* Record extracts:
§ §

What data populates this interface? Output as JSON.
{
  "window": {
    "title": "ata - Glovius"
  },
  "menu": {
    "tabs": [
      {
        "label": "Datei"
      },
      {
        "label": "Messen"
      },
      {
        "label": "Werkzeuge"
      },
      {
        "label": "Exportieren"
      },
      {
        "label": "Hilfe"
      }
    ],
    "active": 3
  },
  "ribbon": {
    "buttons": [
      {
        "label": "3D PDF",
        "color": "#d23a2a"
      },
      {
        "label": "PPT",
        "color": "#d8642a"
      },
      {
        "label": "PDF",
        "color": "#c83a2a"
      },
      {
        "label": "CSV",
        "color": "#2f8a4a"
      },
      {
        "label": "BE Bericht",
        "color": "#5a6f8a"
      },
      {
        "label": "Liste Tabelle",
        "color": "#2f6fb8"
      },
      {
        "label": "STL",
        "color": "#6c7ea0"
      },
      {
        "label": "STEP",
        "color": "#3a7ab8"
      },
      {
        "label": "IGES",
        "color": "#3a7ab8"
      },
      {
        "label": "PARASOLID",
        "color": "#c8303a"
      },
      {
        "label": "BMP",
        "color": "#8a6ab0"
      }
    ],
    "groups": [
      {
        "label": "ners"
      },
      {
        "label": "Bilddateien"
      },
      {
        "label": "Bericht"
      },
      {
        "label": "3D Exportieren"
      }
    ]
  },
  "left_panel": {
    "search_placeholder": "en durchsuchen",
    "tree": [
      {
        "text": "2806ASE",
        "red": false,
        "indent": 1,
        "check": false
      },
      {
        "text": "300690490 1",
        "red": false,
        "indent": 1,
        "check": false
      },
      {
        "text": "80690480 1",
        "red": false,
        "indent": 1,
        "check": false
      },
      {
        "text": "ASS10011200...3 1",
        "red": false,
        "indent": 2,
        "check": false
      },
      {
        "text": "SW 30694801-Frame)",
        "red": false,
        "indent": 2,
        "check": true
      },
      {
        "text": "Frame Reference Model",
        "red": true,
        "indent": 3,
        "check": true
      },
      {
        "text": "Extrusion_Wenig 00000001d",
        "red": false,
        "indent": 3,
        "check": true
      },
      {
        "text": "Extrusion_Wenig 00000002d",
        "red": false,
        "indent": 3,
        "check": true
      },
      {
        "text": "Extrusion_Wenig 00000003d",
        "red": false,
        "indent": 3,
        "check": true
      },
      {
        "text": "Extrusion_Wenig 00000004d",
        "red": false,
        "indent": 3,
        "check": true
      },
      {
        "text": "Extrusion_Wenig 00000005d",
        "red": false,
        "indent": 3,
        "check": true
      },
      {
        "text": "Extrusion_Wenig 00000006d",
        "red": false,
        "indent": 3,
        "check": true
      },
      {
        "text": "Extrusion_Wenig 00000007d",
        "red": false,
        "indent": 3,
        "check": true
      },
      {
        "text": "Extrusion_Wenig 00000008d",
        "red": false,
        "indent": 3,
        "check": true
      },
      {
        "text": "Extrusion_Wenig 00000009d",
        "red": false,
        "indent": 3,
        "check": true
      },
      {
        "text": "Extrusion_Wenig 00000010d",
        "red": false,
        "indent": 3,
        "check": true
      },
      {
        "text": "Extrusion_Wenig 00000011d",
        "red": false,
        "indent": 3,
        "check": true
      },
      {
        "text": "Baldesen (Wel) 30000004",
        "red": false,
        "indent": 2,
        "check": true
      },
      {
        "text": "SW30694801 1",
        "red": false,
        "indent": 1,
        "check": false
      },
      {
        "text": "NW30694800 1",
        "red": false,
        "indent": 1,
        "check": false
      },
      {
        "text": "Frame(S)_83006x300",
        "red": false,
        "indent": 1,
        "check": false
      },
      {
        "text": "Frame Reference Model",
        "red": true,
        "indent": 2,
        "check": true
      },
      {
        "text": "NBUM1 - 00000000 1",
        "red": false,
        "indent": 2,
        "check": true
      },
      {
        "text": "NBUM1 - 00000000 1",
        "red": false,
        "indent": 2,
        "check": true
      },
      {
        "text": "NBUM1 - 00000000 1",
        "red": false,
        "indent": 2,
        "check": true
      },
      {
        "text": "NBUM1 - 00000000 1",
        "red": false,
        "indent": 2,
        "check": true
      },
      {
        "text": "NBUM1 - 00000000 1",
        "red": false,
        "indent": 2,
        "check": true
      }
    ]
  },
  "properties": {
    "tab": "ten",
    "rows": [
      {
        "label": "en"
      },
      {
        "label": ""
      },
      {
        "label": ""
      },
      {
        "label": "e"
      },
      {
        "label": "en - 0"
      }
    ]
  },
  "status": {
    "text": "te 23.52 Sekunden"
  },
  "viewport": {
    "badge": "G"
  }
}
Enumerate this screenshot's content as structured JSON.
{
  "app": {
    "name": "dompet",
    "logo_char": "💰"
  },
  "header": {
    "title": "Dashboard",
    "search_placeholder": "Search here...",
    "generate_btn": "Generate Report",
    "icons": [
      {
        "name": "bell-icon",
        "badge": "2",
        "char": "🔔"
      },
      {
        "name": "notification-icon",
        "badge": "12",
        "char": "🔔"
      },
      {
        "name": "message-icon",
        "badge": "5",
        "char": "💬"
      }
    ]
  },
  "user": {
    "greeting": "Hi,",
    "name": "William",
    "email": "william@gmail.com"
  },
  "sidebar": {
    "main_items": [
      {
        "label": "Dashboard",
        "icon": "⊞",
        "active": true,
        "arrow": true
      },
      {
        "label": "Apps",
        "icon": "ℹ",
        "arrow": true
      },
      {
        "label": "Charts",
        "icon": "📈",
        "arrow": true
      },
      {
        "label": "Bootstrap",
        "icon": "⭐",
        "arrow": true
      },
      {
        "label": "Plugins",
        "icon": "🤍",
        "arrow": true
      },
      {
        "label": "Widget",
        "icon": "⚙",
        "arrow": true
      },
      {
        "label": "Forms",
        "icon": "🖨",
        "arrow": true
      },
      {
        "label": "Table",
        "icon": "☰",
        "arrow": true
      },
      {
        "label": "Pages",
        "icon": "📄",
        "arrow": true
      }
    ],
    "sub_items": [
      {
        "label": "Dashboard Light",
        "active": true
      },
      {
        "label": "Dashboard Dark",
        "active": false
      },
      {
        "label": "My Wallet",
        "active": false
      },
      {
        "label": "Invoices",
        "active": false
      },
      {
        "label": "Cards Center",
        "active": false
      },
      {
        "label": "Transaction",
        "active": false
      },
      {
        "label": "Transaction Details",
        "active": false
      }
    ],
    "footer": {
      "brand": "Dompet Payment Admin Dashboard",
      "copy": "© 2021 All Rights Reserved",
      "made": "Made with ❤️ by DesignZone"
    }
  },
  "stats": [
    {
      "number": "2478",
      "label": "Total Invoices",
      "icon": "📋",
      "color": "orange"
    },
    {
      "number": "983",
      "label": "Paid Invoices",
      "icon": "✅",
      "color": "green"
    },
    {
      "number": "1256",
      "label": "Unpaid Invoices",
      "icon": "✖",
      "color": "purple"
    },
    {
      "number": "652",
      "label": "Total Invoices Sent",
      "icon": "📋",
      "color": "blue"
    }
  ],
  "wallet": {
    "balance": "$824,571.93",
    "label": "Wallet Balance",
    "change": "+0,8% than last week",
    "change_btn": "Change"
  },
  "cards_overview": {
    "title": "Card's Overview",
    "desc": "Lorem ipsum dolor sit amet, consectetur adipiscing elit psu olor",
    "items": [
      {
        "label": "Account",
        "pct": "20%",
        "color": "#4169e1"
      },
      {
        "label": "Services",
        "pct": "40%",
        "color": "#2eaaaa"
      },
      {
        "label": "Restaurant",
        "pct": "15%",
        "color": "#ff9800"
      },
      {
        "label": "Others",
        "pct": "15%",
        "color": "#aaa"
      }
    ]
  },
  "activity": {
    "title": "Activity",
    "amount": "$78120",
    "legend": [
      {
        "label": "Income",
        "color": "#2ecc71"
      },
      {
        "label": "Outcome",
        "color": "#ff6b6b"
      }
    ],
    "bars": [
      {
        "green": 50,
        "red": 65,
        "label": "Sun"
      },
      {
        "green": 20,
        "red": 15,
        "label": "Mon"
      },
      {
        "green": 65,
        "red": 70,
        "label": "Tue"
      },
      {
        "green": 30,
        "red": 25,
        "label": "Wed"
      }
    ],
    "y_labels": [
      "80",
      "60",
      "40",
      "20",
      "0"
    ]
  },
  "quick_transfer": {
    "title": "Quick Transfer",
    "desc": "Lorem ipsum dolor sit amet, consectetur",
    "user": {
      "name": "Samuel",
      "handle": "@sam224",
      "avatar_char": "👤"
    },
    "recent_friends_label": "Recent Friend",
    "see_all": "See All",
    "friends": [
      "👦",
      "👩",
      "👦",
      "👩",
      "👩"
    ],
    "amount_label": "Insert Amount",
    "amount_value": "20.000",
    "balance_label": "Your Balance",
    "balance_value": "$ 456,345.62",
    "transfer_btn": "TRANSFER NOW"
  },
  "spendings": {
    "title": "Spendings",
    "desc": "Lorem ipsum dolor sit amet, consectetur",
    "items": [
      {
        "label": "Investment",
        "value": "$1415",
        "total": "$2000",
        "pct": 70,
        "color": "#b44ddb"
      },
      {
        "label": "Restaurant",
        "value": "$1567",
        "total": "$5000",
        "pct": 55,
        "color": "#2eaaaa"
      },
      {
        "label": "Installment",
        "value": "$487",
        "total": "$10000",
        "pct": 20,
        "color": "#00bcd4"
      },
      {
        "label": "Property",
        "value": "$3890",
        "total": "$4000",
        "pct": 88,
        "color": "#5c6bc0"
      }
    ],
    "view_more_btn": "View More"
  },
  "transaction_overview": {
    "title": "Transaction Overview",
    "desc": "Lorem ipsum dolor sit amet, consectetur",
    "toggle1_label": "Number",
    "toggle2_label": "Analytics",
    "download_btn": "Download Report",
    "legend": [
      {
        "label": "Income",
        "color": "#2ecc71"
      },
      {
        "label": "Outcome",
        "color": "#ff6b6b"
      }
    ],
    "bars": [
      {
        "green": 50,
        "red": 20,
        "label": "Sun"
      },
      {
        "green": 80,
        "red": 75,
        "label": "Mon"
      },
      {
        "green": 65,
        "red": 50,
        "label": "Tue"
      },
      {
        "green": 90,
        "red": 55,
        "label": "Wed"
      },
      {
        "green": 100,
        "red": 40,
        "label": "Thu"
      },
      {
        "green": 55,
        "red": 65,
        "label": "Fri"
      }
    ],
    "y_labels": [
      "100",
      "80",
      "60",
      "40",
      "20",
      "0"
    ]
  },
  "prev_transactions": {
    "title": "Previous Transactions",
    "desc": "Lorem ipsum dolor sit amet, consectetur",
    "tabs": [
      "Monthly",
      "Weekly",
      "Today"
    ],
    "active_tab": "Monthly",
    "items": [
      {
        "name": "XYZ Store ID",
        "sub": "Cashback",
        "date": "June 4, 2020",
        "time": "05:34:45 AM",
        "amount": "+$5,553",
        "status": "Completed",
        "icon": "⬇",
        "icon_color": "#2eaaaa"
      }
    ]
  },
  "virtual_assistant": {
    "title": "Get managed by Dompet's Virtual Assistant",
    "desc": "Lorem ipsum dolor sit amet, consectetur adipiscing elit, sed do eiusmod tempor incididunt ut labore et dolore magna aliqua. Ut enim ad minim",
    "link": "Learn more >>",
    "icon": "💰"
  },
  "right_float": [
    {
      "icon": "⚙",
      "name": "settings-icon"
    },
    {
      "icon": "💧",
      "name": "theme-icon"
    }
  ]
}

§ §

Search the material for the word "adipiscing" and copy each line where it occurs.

    "desc": "Lorem ipsum dolor sit amet, consectetur adipiscing elit psu olor",
    "desc": "Lorem ipsum dolor sit amet, consectetur adipiscing elit, sed do eiusmod tempor incididunt ut labore et dolore magna aliqua. Ut enim ad minim",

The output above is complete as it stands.